**Task brief**
In the listing below, locate the lines that hold "price" and copy them.

===

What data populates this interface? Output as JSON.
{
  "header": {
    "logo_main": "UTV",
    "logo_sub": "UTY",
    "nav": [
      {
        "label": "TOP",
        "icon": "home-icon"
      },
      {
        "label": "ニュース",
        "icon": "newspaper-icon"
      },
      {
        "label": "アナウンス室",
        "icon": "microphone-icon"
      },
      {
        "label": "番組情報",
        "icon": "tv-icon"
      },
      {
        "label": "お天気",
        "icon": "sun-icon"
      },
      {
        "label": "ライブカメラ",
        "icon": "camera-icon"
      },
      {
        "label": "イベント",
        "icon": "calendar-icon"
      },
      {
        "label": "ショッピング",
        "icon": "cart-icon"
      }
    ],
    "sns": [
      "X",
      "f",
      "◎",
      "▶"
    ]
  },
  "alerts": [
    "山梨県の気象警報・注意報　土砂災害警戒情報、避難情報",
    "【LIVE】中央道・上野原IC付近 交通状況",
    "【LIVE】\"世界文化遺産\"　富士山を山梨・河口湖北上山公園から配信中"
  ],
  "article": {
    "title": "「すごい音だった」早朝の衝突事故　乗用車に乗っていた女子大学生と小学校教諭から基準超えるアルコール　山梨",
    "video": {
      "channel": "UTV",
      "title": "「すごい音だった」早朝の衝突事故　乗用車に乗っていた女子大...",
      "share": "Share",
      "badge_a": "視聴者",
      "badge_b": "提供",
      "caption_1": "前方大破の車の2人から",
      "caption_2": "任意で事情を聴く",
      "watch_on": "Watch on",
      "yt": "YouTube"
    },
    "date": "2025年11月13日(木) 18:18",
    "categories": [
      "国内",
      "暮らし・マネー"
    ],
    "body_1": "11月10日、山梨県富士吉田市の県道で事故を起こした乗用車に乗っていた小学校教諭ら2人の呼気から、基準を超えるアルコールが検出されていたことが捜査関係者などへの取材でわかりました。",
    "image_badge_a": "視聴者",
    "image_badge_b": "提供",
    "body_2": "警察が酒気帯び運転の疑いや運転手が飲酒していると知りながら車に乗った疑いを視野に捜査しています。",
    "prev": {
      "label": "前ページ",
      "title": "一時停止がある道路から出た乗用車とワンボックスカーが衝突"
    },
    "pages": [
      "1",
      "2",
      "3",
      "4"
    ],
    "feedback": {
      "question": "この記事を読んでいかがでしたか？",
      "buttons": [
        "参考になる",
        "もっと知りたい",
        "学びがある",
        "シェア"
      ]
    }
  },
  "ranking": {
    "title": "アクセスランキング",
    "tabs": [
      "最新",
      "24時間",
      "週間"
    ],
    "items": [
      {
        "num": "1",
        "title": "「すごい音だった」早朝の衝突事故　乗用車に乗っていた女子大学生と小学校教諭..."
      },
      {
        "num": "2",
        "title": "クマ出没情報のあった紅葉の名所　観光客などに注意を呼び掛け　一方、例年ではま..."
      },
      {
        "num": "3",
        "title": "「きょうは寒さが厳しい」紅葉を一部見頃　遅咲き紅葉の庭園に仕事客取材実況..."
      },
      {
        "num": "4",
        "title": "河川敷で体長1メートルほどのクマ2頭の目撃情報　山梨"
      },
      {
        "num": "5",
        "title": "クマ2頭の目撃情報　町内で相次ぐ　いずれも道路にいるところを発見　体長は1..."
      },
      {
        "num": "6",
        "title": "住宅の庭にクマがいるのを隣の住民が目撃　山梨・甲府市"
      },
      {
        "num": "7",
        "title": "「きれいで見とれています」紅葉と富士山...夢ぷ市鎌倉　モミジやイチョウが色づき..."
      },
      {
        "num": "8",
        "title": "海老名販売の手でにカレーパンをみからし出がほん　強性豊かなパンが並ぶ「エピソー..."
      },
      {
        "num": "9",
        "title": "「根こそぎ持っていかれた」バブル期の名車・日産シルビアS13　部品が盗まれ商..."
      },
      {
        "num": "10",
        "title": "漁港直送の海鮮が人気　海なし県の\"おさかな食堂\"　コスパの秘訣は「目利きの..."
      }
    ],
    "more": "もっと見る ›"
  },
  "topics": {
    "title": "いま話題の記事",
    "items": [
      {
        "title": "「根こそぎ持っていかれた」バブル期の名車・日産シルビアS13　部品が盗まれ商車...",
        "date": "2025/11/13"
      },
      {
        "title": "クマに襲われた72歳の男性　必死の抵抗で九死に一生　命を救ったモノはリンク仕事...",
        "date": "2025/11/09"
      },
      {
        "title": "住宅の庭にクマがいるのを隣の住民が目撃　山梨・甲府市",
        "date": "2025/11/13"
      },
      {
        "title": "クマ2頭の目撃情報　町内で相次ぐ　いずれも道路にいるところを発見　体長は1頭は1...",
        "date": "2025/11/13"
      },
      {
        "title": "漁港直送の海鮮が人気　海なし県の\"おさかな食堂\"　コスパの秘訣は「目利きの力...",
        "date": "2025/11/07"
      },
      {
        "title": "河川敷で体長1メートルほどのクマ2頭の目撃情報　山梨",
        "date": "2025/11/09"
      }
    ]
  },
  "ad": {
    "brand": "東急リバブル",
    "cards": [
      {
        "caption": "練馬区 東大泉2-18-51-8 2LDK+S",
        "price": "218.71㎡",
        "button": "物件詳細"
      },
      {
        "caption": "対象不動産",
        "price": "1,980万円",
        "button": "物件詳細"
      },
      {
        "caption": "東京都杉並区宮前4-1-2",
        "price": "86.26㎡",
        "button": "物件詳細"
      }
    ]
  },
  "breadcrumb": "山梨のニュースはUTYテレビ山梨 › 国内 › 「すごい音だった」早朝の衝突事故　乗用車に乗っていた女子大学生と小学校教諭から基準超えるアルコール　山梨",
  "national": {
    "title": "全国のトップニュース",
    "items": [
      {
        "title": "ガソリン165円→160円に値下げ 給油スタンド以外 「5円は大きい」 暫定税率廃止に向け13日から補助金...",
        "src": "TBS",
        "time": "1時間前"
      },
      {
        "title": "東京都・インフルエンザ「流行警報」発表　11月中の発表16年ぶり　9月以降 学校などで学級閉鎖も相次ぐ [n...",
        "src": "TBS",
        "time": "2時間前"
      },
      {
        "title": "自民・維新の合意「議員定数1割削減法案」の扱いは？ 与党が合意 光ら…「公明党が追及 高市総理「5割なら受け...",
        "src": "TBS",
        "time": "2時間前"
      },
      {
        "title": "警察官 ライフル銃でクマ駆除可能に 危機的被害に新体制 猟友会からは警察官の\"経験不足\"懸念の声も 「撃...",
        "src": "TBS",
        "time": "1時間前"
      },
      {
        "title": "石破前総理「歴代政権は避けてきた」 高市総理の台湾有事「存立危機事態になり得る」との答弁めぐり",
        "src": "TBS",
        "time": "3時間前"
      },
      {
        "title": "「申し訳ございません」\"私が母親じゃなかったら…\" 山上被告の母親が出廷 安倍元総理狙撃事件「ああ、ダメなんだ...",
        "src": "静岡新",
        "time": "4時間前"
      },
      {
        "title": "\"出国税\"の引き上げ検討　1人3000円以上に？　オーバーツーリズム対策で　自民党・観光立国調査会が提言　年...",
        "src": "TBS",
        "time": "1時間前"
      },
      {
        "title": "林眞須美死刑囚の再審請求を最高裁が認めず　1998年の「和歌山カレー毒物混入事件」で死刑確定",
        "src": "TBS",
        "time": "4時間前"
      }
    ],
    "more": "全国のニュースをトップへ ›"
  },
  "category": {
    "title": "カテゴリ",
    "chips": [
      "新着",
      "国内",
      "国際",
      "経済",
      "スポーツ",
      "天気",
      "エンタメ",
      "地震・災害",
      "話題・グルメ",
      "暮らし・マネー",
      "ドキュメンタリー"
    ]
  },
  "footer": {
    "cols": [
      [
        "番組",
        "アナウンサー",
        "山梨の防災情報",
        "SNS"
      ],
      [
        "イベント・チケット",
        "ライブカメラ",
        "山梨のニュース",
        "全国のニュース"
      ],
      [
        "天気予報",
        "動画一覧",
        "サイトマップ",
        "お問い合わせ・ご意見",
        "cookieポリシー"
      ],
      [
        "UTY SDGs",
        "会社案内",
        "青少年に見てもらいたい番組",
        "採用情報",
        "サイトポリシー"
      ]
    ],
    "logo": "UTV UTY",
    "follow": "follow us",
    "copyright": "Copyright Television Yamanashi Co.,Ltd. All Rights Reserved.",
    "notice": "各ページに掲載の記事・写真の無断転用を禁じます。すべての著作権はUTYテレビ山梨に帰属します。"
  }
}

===

**Solution to this problem**
        "price": "218.71㎡",
        "price": "1,980万円",
        "price": "86.26㎡",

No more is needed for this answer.